Another reason Italians age well is that they have each other, and form strong social connections across age groups. This is most on display in the piazza of every town. As Frances Mayes says, “the piazza is like the living room of Italy.” Community is one of the main reasons Italians age better and I hope that we can all take a page from them and create community no matter where we are in the world.


A time-honored tradition is the passeggiata, or evening walk, where Italians not only aim to see and be seen but also to get some exercise. Italians live life outdoors gardening, walking, bicycling, dancing and hiking. It contributes to their good health.

Kathy and Frances in medieval garb.


Sting and Trudie’s wedding anniversary party, which they throw each year at Il Palagio, started out as a small gathering, but over the years it has grown into a much-awaited event for the locals too. (You will see the party and Sting perform, in the special.) That’s just how Italy is—people love any reason for a party, whether it’s a milestone or festival. Italians will celebrate anything, and that will certainly prove to be even more true once the pandemic lockdowns lift and people can once again host parties and festivals.

Sense of Home

We all long for a sense of home. For me, Italy is a second home because of my familial ties, but even non-Italians can settle in here because the country is so welcoming. And Italy will hopefully be an official second home for me soon, because in filming the special I learned I am indeed eligible for Italian citizenship. Plus, I have tips for others who might be using their Italian blood to do the same.

Not only is Dream of Italy: Travel, Transform and Thrive a new special that will be airing on PBS stations and Create TV for years to come It is also an extended DVD/digital link (with 30 minutes of additional footage) and a companion book that I just finished writing. I’ve been busy for sure. You can get both of these when you pledge to become a member of your local public television station. You can learn more about this and specific airings at

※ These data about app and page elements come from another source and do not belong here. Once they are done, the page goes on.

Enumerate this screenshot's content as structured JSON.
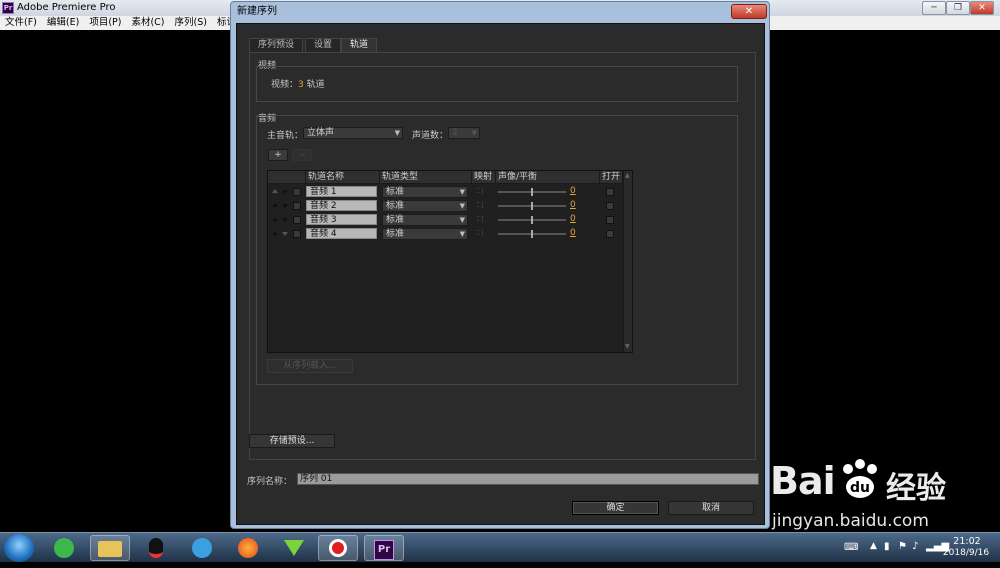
{
  "app": {
    "logo_text": "Pr",
    "title": "Adobe Premiere Pro",
    "minimize": "─",
    "restore": "❐",
    "close": "✕"
  },
  "menu": [
    "文件(F)",
    "编辑(E)",
    "项目(P)",
    "素材(C)",
    "序列(S)",
    "标记(M)"
  ],
  "dialog": {
    "title": "新建序列",
    "close": "✕",
    "tabs": [
      "序列预设",
      "设置",
      "轨道"
    ],
    "active_tab": 2,
    "video": {
      "group_label": "视频",
      "prefix": "视频：",
      "count": "3",
      "suffix": " 轨道"
    },
    "audio": {
      "group_label": "音频",
      "master_label": "主音轨：",
      "master_value": "立体声",
      "channels_label": "声道数：",
      "channels_value": "2",
      "add_btn": "+",
      "remove_btn": "-",
      "columns": [
        "轨道名称",
        "轨道类型",
        "映射",
        "声像/平衡",
        "打开"
      ],
      "tracks": [
        {
          "name": "音频 1",
          "type": "标准",
          "pan": "0"
        },
        {
          "name": "音频 2",
          "type": "标准",
          "pan": "0"
        },
        {
          "name": "音频 3",
          "type": "标准",
          "pan": "0"
        },
        {
          "name": "音频 4",
          "type": "标准",
          "pan": "0"
        }
      ],
      "load_btn": "从序列载入..."
    },
    "save_preset": "存储预设...",
    "seq_name_label": "序列名称：",
    "seq_name_value": "序列 01",
    "ok": "确定",
    "cancel": "取消"
  },
  "taskbar": {
    "time": "21:02",
    "date": "2018/9/16",
    "pr_label": "Pr"
  },
  "watermark": {
    "brand": "Bai",
    "brand2": "经验",
    "url": "jingyan.baidu.com"
  }
}
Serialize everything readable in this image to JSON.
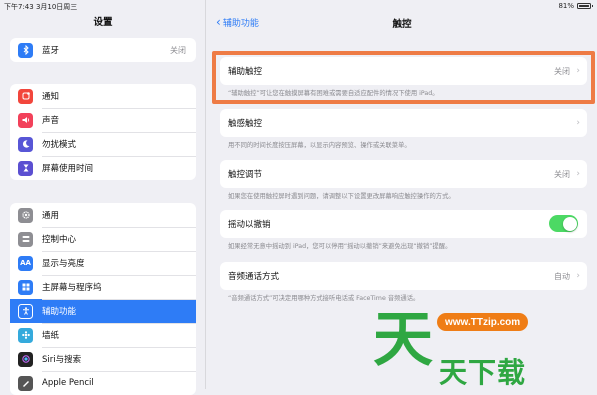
{
  "status_bar": {
    "time": "下午7:43  3月10日周三",
    "battery": "81%"
  },
  "sidebar": {
    "title": "设置",
    "groups": [
      [
        {
          "label": "蓝牙",
          "value": "关闭",
          "icon": "bluetooth-icon",
          "color": "#2e7cf6"
        }
      ],
      [
        {
          "label": "通知",
          "icon": "notification-icon",
          "color": "#f2463c"
        },
        {
          "label": "声音",
          "icon": "speaker-icon",
          "color": "#f2415a"
        },
        {
          "label": "勿扰模式",
          "icon": "moon-icon",
          "color": "#5856d6"
        },
        {
          "label": "屏幕使用时间",
          "icon": "hourglass-icon",
          "color": "#5b4fd1"
        }
      ],
      [
        {
          "label": "通用",
          "icon": "gear-icon",
          "color": "#8e8e93"
        },
        {
          "label": "控制中心",
          "icon": "control-center-icon",
          "color": "#8e8e93"
        },
        {
          "label": "显示与亮度",
          "icon": "display-icon",
          "color": "#2e7cf6"
        },
        {
          "label": "主屏幕与程序坞",
          "icon": "home-screen-icon",
          "color": "#2e7cf6"
        },
        {
          "label": "辅助功能",
          "icon": "accessibility-icon",
          "color": "#2e7cf6",
          "selected": true
        },
        {
          "label": "墙纸",
          "icon": "wallpaper-icon",
          "color": "#35aadc"
        },
        {
          "label": "Siri与搜索",
          "icon": "siri-icon",
          "color": "#222222"
        },
        {
          "label": "Apple Pencil",
          "icon": "pencil-icon",
          "color": "#555555"
        }
      ]
    ]
  },
  "detail": {
    "back_label": "辅助功能",
    "title": "触控",
    "cells": [
      {
        "label": "辅助触控",
        "value": "关闭",
        "note": "“辅助触控”可让您在触摸屏幕有困难或需要自适应配件的情况下使用 iPad。"
      },
      {
        "label": "触感触控",
        "value": "",
        "note": "用不同的时间长度按压屏幕，以显示内容预览、操作或关联菜单。"
      },
      {
        "label": "触控调节",
        "value": "关闭",
        "note": "如果您在使用触控屏时遇到问题，请调整以下设置更改屏幕响应触控操作的方式。"
      },
      {
        "label": "摇动以撤销",
        "toggle_on": true,
        "note": "如果经常无意中摇动到 iPad，您可以停用“摇动以撤销”来避免出现“撤销”提醒。"
      },
      {
        "label": "音频通话方式",
        "value": "自动",
        "note": "“音频通话方式”可决定用哪种方式接听电话或 FaceTime 音频通话。"
      }
    ]
  },
  "watermark": {
    "url": "www.TTzip.com",
    "logo_char": "天",
    "text": "天下载"
  },
  "colors": {
    "accent": "#2e7cf6",
    "highlight": "#ee7b45",
    "toggle_on": "#4cd964",
    "watermark": "#2fa742"
  }
}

And this special would not have been possible without our generous sponsors:  De Cecco, Monteverdi Tuscany, VIETRI, Lo Schiavo Genealogica (, Seeds From Italy, Pinnacle Communication Service, Toscana Restaurant (Los Angeles), Mark & Sandy Amorello and Joseph J. Bell, Esq.